GOV 390L • Elite Theory & Comparative Polit
3:30 PM-6:30 PM
References to elites are ubiquitous in the literature of comparative politics, but few comparative scholars who regularly invoke elites as key forces do so with any serious attempt to capture elite variation and workings theoretically. This seminar seeks to make amends. It will re-visit, briefly, the classical elite theories of Mosca, Pareto, Michels, and Weber, along with some secondary literature that critiques their theories. The bulk of the seminar will focus on comparative historical and empirical studies of elite circulations, recruitment patterns, network structures, and the outlooks and ideologies of elites. Scholars and projects centered on the IPSA Research Committee for Political Elites, which I chair, will receive significant attention, especially work on democratic elitism, leader democracy, and vexed questions about the quality of contemporary political elites. Throughout, the effort will be to chart more clearly the centrality of elite theory and research in the study of comparative politics.
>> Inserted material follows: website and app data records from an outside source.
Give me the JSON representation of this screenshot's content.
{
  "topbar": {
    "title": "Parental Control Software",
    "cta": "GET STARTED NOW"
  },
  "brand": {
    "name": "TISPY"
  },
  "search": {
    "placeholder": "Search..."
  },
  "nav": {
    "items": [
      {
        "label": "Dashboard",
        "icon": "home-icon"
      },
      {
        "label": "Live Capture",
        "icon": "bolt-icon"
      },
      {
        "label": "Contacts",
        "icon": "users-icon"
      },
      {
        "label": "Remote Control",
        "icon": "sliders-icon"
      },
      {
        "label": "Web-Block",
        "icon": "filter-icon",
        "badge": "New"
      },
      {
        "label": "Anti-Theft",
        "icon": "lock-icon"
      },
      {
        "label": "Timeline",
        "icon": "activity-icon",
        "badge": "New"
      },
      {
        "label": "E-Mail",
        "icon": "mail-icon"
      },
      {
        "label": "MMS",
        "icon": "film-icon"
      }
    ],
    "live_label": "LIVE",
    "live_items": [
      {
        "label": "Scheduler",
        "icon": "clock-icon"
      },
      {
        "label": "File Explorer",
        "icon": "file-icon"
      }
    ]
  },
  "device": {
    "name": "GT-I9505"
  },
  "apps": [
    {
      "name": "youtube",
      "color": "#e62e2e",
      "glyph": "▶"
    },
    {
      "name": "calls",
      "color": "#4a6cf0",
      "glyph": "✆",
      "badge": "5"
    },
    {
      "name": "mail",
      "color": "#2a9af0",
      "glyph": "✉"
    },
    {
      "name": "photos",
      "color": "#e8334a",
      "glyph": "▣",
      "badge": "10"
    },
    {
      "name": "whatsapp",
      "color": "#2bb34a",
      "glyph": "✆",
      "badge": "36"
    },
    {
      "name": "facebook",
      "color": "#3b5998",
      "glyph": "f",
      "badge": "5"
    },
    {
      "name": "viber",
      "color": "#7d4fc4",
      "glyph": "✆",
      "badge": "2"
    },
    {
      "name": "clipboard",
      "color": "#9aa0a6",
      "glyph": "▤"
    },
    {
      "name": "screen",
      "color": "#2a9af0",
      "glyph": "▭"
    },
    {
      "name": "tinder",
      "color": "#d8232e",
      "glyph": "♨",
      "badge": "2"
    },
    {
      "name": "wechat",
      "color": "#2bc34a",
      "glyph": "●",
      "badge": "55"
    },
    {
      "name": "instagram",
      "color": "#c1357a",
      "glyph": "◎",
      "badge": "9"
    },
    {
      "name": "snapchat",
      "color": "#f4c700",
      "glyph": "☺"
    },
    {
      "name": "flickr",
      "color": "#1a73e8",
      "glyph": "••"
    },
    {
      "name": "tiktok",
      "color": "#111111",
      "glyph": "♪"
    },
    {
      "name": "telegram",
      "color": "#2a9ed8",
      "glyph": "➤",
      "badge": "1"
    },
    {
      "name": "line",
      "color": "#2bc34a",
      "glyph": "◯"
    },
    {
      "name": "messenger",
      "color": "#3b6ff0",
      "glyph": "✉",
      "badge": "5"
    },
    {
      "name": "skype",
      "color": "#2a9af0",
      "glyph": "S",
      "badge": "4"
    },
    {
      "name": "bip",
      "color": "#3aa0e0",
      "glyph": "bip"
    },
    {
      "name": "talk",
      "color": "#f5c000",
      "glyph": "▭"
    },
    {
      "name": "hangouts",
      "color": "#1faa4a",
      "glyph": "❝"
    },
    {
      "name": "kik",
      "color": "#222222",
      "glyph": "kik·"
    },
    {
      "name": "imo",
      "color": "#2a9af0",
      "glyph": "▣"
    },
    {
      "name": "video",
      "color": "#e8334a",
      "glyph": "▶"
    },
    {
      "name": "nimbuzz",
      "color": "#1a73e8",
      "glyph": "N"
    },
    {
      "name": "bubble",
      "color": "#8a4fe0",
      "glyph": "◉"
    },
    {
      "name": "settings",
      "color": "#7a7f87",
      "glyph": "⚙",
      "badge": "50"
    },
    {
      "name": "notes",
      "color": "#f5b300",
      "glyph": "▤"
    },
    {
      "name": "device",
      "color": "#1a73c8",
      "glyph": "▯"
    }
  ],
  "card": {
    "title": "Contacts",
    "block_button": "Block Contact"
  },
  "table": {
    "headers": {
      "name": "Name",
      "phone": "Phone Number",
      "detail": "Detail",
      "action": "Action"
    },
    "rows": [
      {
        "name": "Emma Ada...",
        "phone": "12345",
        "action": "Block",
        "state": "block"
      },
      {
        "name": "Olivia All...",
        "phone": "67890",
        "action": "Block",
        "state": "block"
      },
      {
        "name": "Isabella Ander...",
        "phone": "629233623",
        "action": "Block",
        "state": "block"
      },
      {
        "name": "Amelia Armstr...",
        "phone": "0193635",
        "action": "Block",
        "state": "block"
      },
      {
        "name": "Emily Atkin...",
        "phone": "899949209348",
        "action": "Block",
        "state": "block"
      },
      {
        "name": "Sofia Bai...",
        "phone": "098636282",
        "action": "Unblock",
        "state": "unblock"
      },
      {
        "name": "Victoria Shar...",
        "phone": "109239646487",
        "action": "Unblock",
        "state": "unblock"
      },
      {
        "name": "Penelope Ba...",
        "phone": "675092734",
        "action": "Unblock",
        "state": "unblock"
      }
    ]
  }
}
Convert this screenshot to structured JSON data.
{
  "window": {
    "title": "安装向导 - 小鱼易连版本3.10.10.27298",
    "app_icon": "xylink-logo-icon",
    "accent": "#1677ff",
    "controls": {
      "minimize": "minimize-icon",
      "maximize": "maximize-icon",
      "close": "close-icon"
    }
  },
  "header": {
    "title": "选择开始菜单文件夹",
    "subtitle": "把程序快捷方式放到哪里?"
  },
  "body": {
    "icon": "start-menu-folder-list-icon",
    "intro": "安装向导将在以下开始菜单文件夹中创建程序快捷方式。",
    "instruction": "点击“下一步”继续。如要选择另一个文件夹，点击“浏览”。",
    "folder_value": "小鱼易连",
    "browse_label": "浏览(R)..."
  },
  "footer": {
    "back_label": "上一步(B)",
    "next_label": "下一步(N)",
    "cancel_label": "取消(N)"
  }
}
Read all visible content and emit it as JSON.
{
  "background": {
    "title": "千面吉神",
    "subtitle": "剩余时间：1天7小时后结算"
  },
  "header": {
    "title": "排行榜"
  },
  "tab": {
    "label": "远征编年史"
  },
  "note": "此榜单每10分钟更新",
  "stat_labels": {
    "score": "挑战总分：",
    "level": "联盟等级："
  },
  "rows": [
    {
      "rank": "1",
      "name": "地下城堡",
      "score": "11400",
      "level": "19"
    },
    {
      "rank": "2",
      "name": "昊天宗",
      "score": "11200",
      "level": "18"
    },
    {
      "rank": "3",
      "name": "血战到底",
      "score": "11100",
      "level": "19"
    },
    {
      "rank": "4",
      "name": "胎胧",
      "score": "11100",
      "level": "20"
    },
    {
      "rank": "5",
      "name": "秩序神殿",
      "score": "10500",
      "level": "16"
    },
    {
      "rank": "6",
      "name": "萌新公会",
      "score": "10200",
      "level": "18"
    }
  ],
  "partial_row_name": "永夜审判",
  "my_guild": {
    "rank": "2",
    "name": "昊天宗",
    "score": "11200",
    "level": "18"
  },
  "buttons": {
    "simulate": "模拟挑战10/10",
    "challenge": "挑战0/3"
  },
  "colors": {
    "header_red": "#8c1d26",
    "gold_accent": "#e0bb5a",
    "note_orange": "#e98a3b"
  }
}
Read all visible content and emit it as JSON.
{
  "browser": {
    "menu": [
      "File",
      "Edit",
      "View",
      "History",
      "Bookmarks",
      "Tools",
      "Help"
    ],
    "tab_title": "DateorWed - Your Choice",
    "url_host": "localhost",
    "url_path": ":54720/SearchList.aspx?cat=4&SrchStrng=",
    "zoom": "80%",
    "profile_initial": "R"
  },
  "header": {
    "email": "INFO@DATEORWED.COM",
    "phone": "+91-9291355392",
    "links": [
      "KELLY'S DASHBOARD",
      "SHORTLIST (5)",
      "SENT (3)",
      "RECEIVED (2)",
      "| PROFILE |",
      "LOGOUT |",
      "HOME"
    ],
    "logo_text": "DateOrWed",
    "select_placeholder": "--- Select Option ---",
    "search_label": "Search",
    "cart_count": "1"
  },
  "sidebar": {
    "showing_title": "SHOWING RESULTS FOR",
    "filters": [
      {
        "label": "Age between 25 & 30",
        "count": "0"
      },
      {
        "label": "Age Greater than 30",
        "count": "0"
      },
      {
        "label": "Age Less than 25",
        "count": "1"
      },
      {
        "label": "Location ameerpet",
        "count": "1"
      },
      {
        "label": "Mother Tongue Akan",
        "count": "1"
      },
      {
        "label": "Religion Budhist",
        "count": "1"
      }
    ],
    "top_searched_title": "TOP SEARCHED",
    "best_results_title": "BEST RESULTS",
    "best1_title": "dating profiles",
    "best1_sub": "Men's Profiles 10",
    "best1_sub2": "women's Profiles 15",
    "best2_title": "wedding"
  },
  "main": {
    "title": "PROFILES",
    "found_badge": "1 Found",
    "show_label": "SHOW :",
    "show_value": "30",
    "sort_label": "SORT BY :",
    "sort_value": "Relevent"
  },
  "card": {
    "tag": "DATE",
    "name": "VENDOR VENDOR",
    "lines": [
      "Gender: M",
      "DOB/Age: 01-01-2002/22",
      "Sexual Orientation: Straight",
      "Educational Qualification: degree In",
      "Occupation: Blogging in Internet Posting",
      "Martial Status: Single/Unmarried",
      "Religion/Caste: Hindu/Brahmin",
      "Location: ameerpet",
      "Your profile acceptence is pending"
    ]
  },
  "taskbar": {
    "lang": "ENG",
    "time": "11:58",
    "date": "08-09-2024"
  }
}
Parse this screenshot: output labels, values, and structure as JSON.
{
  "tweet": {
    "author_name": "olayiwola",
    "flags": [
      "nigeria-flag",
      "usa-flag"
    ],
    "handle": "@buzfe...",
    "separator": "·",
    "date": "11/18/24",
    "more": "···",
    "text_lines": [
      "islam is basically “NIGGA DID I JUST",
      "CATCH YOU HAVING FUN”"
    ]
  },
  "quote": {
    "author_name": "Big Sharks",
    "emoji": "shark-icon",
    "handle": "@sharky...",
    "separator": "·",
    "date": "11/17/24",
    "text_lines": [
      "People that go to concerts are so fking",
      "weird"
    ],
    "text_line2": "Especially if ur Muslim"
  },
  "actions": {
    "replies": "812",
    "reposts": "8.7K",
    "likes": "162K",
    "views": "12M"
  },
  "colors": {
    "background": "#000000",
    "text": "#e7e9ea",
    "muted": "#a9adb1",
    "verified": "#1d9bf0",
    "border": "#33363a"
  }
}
COURSE HAS BEEN CANCELLED
Vilfredo Pareto, Sociological Writings, introduced and selected by S.E. Finer. Praeger, 1966. A packet of short extracts from Mosca, Michels, and Weber along with several pieces of secondary literature about classical elite theory, e.g., Juan Linz "Robert Michels and his Contribution to Political Sociology in Comparative and Historical Perspective (1966/2006); Joseph Femia, "The Futility Thesis" in Against The Masses (2001). Mattei Dogan, ed., Elite Configurations at the Apex of Power. Brill, 2003. J. Higley and M. Burton, Elite Foundations of Liberal Democracy. Rowman & Littlefield, 2006. Geraint Parry, Political Elites, 2nd edition with a new introduction, ECPR Classics, 2006. J. Higley, Elites and Non-Elites in Politics; Neo-Elitist Theory and Analysis, 2008.